• _Exercise materials_:
=== Section Start ===

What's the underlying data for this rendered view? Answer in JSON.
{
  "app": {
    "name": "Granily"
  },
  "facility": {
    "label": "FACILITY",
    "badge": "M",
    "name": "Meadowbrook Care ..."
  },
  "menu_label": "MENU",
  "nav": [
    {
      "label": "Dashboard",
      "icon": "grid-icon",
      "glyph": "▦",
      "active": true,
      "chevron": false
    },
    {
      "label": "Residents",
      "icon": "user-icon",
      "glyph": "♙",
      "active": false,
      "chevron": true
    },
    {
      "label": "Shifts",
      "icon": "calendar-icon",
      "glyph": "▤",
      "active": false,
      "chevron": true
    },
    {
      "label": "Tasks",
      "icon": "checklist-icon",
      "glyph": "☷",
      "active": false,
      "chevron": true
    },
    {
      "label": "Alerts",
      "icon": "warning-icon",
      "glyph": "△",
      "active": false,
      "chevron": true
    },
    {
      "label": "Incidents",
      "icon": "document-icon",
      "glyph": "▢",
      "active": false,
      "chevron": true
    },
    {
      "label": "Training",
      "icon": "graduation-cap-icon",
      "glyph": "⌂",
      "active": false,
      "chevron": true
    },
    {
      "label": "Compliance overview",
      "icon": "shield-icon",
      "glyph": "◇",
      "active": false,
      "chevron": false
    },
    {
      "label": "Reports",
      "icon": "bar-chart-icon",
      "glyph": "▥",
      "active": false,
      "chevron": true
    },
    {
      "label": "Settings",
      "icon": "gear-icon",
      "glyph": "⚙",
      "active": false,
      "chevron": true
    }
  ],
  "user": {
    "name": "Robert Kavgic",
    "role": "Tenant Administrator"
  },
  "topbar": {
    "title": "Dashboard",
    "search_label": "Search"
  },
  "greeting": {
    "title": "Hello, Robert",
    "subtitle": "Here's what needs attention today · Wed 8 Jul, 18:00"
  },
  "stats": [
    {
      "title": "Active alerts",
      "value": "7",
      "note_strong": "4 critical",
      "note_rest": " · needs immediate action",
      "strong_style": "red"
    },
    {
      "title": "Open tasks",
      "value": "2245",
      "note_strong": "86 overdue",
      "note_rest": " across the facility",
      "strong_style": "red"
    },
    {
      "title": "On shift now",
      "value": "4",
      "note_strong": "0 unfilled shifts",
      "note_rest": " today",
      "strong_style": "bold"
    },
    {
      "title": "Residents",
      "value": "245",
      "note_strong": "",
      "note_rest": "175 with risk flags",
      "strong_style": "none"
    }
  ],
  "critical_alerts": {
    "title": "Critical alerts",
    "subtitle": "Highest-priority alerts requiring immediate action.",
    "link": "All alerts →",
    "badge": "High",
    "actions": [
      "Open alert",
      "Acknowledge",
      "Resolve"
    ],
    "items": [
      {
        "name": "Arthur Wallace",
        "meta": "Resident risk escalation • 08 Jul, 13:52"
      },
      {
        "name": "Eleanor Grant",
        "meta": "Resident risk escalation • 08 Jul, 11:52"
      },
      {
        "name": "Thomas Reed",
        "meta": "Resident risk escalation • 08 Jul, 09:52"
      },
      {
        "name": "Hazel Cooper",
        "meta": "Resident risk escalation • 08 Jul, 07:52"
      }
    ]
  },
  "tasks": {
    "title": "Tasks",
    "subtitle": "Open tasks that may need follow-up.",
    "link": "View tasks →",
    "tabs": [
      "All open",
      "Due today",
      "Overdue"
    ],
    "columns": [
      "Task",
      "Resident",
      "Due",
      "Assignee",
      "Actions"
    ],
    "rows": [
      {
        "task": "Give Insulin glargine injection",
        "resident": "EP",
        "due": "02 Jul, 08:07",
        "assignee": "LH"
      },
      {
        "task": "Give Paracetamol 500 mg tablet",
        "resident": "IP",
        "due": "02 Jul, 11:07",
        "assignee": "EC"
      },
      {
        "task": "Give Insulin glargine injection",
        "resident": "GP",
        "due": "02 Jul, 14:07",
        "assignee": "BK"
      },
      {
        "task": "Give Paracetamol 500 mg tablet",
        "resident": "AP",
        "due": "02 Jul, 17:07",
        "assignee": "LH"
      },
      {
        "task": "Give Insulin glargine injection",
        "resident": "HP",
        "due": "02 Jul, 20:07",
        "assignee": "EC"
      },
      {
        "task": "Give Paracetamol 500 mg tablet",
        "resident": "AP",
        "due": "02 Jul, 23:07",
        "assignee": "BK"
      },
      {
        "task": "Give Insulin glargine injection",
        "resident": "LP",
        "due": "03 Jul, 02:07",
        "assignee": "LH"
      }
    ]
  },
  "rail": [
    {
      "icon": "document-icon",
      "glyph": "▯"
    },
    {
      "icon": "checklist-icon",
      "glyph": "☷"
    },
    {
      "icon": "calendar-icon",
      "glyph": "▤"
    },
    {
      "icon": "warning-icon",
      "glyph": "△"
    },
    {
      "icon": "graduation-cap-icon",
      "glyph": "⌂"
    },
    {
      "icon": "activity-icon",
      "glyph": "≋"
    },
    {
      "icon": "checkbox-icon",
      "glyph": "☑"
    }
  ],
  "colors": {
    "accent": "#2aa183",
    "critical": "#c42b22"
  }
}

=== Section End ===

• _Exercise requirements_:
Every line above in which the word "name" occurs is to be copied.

• _Answer box_:
    "name": "Granily"
    "name": "Meadowbrook Care ..."
    "name": "Robert Kavgic",
        "name": "Arthur Wallace",
        "name": "Eleanor Grant",
        "name": "Thomas Reed",
        "name": "Hazel Cooper",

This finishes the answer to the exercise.